Data section -
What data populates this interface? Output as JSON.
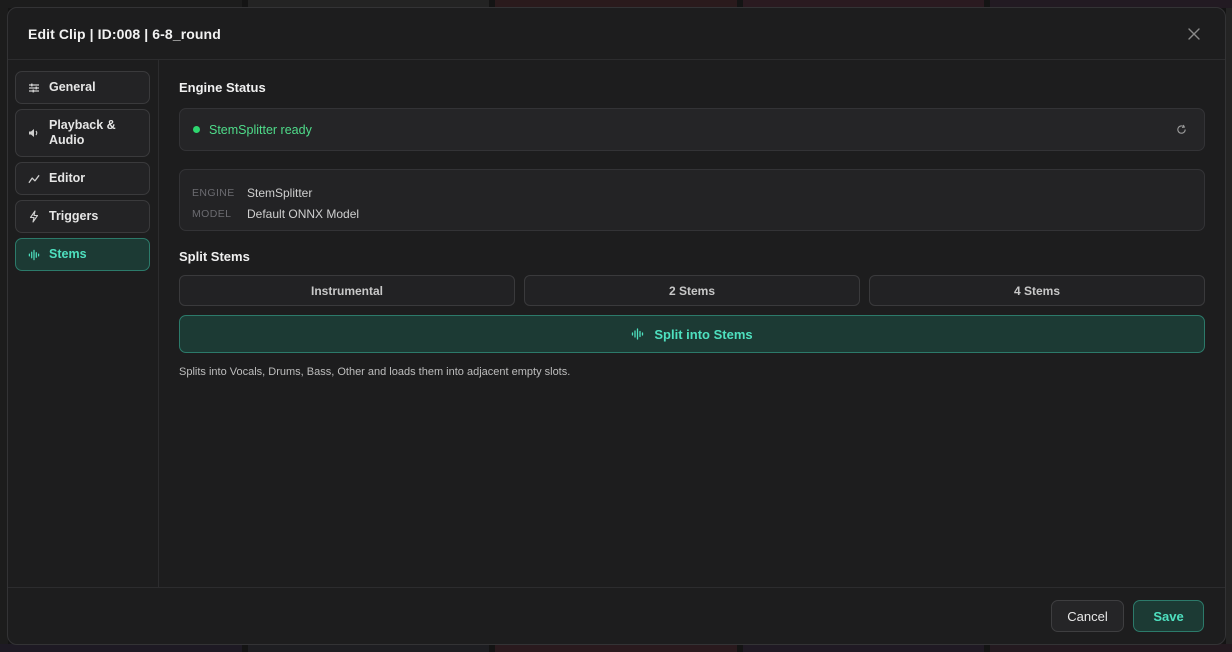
{
  "window": {
    "title": "Edit Clip | ID:008 | 6-8_round",
    "close_icon": "close-icon"
  },
  "sidebar": {
    "items": [
      {
        "label": "General",
        "icon": "sliders-icon",
        "active": false
      },
      {
        "label": "Playback & Audio",
        "icon": "speaker-icon",
        "active": false
      },
      {
        "label": "Editor",
        "icon": "trend-line-icon",
        "active": false
      },
      {
        "label": "Triggers",
        "icon": "lightning-icon",
        "active": false
      },
      {
        "label": "Stems",
        "icon": "waveform-icon",
        "active": true
      }
    ]
  },
  "engine_status": {
    "title": "Engine Status",
    "status_text": "StemSplitter ready",
    "status_color": "#2ed66f",
    "refresh_icon": "refresh-icon",
    "info": [
      {
        "key": "ENGINE",
        "value": "StemSplitter"
      },
      {
        "key": "MODEL",
        "value": "Default ONNX Model"
      }
    ]
  },
  "split_stems": {
    "title": "Split Stems",
    "options": [
      "Instrumental",
      "2 Stems",
      "4 Stems"
    ],
    "action_label": "Split into Stems",
    "action_icon": "waveform-icon",
    "helper": "Splits into Vocals, Drums, Bass, Other and loads them into adjacent empty slots."
  },
  "footer": {
    "cancel_label": "Cancel",
    "save_label": "Save"
  },
  "colors": {
    "accent": "#4ee0bf",
    "accent_bg": "#1c3a34",
    "status_green": "#2ed66f"
  }
}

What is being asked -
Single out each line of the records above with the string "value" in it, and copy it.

Result -
        "value": "StemSplitter"
        "value": "Default ONNX Model"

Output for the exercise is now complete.